Autor/a: HODGE, Gabrielle; GOICO, Sara A.
Año: 2022
Editorial: Journal of Sociolinguistics, 26(1): 126-136
Tipo de código: Copyright
Soporte: Digital


Lingüística » Sistemas de transcripción de las Lenguas de Signos, Lingüística » Corpus signados
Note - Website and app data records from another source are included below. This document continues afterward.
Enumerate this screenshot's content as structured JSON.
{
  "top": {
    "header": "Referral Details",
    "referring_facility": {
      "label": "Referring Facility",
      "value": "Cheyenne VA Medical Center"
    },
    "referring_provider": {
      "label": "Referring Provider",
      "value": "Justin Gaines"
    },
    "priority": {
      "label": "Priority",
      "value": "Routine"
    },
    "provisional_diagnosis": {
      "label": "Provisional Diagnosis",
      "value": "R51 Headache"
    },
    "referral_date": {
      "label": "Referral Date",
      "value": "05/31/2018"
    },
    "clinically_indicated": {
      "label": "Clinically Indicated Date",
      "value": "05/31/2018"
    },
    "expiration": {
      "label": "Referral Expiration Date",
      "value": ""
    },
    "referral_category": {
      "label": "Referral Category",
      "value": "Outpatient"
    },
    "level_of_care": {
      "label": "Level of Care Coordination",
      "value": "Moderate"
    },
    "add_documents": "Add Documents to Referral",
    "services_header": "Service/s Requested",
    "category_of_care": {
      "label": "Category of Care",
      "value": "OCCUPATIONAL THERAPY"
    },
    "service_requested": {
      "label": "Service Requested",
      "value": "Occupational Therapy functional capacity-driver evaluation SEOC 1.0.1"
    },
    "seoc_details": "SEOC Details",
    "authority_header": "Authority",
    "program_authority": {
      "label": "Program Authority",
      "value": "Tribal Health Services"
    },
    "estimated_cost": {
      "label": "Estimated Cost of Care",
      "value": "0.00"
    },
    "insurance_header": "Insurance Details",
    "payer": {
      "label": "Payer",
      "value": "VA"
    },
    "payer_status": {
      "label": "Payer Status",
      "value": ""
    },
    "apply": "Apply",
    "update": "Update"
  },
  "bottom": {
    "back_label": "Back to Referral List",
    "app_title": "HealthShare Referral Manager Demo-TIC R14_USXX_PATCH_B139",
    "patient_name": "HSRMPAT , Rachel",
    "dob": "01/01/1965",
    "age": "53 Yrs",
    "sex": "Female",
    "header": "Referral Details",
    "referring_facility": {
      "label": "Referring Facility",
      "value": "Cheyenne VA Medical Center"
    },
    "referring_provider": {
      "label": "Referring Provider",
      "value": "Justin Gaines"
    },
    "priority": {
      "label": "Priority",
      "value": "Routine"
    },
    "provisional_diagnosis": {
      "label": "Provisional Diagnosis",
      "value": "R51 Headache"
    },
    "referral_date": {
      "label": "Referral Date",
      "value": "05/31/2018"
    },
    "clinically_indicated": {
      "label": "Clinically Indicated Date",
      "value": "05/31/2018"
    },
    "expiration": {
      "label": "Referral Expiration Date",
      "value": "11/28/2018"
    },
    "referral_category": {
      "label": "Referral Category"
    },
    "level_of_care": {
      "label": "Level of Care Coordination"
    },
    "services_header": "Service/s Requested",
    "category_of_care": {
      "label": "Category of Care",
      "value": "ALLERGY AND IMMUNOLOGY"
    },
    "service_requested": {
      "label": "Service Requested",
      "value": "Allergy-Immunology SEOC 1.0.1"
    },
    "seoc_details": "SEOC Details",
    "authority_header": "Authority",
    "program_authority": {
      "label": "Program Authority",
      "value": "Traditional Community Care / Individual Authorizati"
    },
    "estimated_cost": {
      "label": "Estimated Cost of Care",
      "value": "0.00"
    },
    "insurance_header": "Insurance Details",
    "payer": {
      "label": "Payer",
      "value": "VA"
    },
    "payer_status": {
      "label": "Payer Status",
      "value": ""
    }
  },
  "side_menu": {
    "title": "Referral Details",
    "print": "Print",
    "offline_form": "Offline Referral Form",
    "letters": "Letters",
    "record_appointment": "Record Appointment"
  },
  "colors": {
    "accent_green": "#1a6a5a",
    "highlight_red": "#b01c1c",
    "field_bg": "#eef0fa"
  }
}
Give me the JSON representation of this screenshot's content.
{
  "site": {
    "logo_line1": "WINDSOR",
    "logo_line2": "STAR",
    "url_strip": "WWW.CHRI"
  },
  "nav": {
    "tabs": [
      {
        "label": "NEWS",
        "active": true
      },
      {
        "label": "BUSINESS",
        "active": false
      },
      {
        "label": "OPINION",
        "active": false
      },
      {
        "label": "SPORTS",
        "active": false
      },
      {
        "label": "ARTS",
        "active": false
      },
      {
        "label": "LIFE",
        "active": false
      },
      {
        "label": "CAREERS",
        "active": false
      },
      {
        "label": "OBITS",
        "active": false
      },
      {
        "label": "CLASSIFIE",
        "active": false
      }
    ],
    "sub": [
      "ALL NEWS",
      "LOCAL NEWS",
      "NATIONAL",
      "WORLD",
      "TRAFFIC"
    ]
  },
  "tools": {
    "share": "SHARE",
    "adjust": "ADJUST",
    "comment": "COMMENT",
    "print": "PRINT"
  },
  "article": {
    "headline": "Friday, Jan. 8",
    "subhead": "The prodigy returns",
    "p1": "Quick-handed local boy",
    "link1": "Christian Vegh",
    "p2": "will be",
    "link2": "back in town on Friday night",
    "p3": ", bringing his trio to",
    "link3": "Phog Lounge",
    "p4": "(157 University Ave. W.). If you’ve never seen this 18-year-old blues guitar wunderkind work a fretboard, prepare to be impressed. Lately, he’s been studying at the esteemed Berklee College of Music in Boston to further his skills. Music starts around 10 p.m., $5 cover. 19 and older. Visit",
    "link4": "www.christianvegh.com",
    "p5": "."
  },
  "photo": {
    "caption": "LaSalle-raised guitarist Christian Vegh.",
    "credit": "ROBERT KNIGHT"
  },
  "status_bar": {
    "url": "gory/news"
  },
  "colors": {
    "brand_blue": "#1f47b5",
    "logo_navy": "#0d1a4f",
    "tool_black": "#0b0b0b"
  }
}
Many domains of sociolinguistic enquiry have contributed to the development of our understanding of the sociolinguistics of sign languages, ranging from studies in language attitudes and multilingualism to discourse analysis and sociolinguistic variation (see, e.g. Lucas, 2001; Schembri & Lucas, 2015). Researchers have used a range of methodological approaches (see Kusters & Lucas, 2021 for an overview). Two complementary approaches for investigating the sociolinguistics of sign languages are corpus linguistics (CL) and linguistic ethnography (LE). CL and LE have been shaped by related branches of sociolinguistics: the former by studies in linguistic variation and the latter by interactional linguistics (Rampton, 2020). Both approaches respect the complexity of language variation and the sociolinguistic reality of sign languages existing within ambient majority and spoken language ecologies; both emphasize the necessity of strong researcher and community relationships; and both involve analysis of natural and elicited data. Crucially, both also reject traditional linguistic methods as a starting point for claims about language use, especially tightly controlled grammaticality judgements that are elicited from very few people on the basis of problematic ‘native user’ competencies (see Johnston et al., 2007; Sampson, 2007). As such, both may play a role in illuminating marginalized aspects of language use and communication (see Dingemanse, 2017).